▸ **WHAT IS EXPECTED**:
Would you restate all the entries exactly, leaving nothing out?

▸ **RECORD EXTRACTS**:
------------------------
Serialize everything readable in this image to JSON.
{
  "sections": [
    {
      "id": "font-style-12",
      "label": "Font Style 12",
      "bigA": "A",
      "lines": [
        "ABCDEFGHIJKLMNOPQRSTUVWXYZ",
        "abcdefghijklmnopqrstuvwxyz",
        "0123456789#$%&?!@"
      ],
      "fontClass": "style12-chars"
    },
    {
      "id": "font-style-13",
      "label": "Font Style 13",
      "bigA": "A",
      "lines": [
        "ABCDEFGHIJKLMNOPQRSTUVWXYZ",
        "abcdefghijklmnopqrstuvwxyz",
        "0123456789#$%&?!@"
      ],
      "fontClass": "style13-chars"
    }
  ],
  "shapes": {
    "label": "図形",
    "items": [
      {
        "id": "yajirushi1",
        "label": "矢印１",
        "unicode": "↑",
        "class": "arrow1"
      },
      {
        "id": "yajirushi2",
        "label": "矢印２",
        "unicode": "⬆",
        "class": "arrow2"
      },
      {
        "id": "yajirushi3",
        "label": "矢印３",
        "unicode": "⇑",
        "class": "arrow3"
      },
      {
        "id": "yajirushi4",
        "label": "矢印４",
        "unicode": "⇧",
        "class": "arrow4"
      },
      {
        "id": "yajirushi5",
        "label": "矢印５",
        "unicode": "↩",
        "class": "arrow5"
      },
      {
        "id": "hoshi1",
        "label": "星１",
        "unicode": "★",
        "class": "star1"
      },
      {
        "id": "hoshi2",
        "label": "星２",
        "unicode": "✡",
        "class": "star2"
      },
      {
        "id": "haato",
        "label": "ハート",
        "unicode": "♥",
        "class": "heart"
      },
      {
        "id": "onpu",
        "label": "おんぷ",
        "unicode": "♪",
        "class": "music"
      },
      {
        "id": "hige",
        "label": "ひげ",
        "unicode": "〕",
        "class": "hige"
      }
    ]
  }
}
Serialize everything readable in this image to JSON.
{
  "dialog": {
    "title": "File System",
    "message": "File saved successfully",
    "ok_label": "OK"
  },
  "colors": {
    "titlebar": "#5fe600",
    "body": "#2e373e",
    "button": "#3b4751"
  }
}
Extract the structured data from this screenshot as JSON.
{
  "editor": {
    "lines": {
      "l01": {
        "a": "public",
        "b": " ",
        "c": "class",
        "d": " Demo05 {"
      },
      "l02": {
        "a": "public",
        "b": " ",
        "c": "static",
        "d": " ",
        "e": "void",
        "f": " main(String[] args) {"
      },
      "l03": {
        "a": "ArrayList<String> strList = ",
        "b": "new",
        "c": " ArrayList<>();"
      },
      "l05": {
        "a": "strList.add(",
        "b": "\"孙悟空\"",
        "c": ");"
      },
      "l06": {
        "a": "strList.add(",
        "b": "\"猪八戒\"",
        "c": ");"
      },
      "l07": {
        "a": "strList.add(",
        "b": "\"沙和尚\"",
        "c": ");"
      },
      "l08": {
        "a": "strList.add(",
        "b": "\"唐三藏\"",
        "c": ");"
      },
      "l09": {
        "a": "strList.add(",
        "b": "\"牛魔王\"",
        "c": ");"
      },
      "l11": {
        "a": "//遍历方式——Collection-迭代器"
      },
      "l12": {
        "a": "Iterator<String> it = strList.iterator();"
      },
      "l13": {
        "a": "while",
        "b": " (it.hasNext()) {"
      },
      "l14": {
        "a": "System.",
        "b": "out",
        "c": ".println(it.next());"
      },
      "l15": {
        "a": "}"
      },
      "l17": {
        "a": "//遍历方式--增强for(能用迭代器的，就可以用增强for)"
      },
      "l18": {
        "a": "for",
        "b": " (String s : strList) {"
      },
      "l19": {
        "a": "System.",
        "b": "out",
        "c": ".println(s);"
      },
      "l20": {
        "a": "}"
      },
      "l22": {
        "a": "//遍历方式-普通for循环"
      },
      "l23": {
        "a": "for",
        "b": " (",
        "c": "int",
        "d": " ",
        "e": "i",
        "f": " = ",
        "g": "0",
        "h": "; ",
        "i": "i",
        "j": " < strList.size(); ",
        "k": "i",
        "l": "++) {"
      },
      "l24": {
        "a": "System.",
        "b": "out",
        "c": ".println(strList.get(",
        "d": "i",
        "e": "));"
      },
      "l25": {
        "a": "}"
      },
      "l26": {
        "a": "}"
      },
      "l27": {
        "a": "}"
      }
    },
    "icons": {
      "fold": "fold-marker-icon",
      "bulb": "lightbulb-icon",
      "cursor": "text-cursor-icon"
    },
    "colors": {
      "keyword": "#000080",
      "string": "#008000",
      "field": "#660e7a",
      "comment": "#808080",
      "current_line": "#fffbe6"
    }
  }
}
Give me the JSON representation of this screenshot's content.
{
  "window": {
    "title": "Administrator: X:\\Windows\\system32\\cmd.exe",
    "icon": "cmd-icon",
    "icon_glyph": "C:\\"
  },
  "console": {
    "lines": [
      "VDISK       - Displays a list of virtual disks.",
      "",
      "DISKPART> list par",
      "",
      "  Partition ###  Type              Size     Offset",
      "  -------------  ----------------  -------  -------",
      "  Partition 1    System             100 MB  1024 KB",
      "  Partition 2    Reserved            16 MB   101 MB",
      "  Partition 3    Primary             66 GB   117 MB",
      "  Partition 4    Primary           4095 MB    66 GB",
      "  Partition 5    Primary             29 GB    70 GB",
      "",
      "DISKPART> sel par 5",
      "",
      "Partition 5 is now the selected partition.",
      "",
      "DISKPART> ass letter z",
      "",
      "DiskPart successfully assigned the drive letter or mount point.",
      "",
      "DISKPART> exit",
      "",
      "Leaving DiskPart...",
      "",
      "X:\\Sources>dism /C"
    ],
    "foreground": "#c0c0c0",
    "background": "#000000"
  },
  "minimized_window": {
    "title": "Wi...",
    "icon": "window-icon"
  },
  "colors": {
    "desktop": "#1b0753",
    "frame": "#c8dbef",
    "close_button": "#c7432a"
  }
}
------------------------
▸ **ANSWER SECTION**:
Serialize everything readable in this image to JSON.
{
  "sections": [
    {
      "id": "font-style-12",
      "label": "Font Style 12",
      "bigA": "A",
      "lines": [
        "ABCDEFGHIJKLMNOPQRSTUVWXYZ",
        "abcdefghijklmnopqrstuvwxyz",
        "0123456789#$%&?!@"
      ],
      "fontClass": "style12-chars"
    },
    {
      "id": "font-style-13",
      "label": "Font Style 13",
      "bigA": "A",
      "lines": [
        "ABCDEFGHIJKLMNOPQRSTUVWXYZ",
        "abcdefghijklmnopqrstuvwxyz",
        "0123456789#$%&?!@"
      ],
      "fontClass": "style13-chars"
    }
  ],
  "shapes": {
    "label": "図形",
    "items": [
      {
        "id": "yajirushi1",
        "label": "矢印１",
        "unicode": "↑",
        "class": "arrow1"
      },
      {
        "id": "yajirushi2",
        "label": "矢印２",
        "unicode": "⬆",
        "class": "arrow2"
      },
      {
        "id": "yajirushi3",
        "label": "矢印３",
        "unicode": "⇑",
        "class": "arrow3"
      },
      {
        "id": "yajirushi4",
        "label": "矢印４",
        "unicode": "⇧",
        "class": "arrow4"
      },
      {
        "id": "yajirushi5",
        "label": "矢印５",
        "unicode": "↩",
        "class": "arrow5"
      },
      {
        "id": "hoshi1",
        "label": "星１",
        "unicode": "★",
        "class": "star1"
      },
      {
        "id": "hoshi2",
        "label": "星２",
        "unicode": "✡",
        "class": "star2"
      },
      {
        "id": "haato",
        "label": "ハート",
        "unicode": "♥",
        "class": "heart"
      },
      {
        "id": "onpu",
        "label": "おんぷ",
        "unicode": "♪",
        "class": "music"
      },
      {
        "id": "hige",
        "label": "ひげ",
        "unicode": "〕",
        "class": "hige"
      }
    ]
  }
}
Serialize everything readable in this image to JSON.
{
  "dialog": {
    "title": "File System",
    "message": "File saved successfully",
    "ok_label": "OK"
  },
  "colors": {
    "titlebar": "#5fe600",
    "body": "#2e373e",
    "button": "#3b4751"
  }
}
Extract the structured data from this screenshot as JSON.
{
  "editor": {
    "lines": {
      "l01": {
        "a": "public",
        "b": " ",
        "c": "class",
        "d": " Demo05 {"
      },
      "l02": {
        "a": "public",
        "b": " ",
        "c": "static",
        "d": " ",
        "e": "void",
        "f": " main(String[] args) {"
      },
      "l03": {
        "a": "ArrayList<String> strList = ",
        "b": "new",
        "c": " ArrayList<>();"
      },
      "l05": {
        "a": "strList.add(",
        "b": "\"孙悟空\"",
        "c": ");"
      },
      "l06": {
        "a": "strList.add(",
        "b": "\"猪八戒\"",
        "c": ");"
      },
      "l07": {
        "a": "strList.add(",
        "b": "\"沙和尚\"",
        "c": ");"
      },
      "l08": {
        "a": "strList.add(",
        "b": "\"唐三藏\"",
        "c": ");"
      },
      "l09": {
        "a": "strList.add(",
        "b": "\"牛魔王\"",
        "c": ");"
      },
      "l11": {
        "a": "//遍历方式——Collection-迭代器"
      },
      "l12": {
        "a": "Iterator<String> it = strList.iterator();"
      },
      "l13": {
        "a": "while",
        "b": " (it.hasNext()) {"
      },
      "l14": {
        "a": "System.",
        "b": "out",
        "c": ".println(it.next());"
      },
      "l15": {
        "a": "}"
      },
      "l17": {
        "a": "//遍历方式--增强for(能用迭代器的，就可以用增强for)"
      },
      "l18": {
        "a": "for",
        "b": " (String s : strList) {"
      },
      "l19": {
        "a": "System.",
        "b": "out",
        "c": ".println(s);"
      },
      "l20": {
        "a": "}"
      },
      "l22": {
        "a": "//遍历方式-普通for循环"
      },
      "l23": {
        "a": "for",
        "b": " (",
        "c": "int",
        "d": " ",
        "e": "i",
        "f": " = ",
        "g": "0",
        "h": "; ",
        "i": "i",
        "j": " < strList.size(); ",
        "k": "i",
        "l": "++) {"
      },
      "l24": {
        "a": "System.",
        "b": "out",
        "c": ".println(strList.get(",
        "d": "i",
        "e": "));"
      },
      "l25": {
        "a": "}"
      },
      "l26": {
        "a": "}"
      },
      "l27": {
        "a": "}"
      }
    },
    "icons": {
      "fold": "fold-marker-icon",
      "bulb": "lightbulb-icon",
      "cursor": "text-cursor-icon"
    },
    "colors": {
      "keyword": "#000080",
      "string": "#008000",
      "field": "#660e7a",
      "comment": "#808080",
      "current_line": "#fffbe6"
    }
  }
}
Give me the JSON representation of this screenshot's content.
{
  "window": {
    "title": "Administrator: X:\\Windows\\system32\\cmd.exe",
    "icon": "cmd-icon",
    "icon_glyph": "C:\\"
  },
  "console": {
    "lines": [
      "VDISK       - Displays a list of virtual disks.",
      "",
      "DISKPART> list par",
      "",
      "  Partition ###  Type              Size     Offset",
      "  -------------  ----------------  -------  -------",
      "  Partition 1    System             100 MB  1024 KB",
      "  Partition 2    Reserved            16 MB   101 MB",
      "  Partition 3    Primary             66 GB   117 MB",
      "  Partition 4    Primary           4095 MB    66 GB",
      "  Partition 5    Primary             29 GB    70 GB",
      "",
      "DISKPART> sel par 5",
      "",
      "Partition 5 is now the selected partition.",
      "",
      "DISKPART> ass letter z",
      "",
      "DiskPart successfully assigned the drive letter or mount point.",
      "",
      "DISKPART> exit",
      "",
      "Leaving DiskPart...",
      "",
      "X:\\Sources>dism /C"
    ],
    "foreground": "#c0c0c0",
    "background": "#000000"
  },
  "minimized_window": {
    "title": "Wi...",
    "icon": "window-icon"
  },
  "colors": {
    "desktop": "#1b0753",
    "frame": "#c8dbef",
    "close_button": "#c7432a"
  }
}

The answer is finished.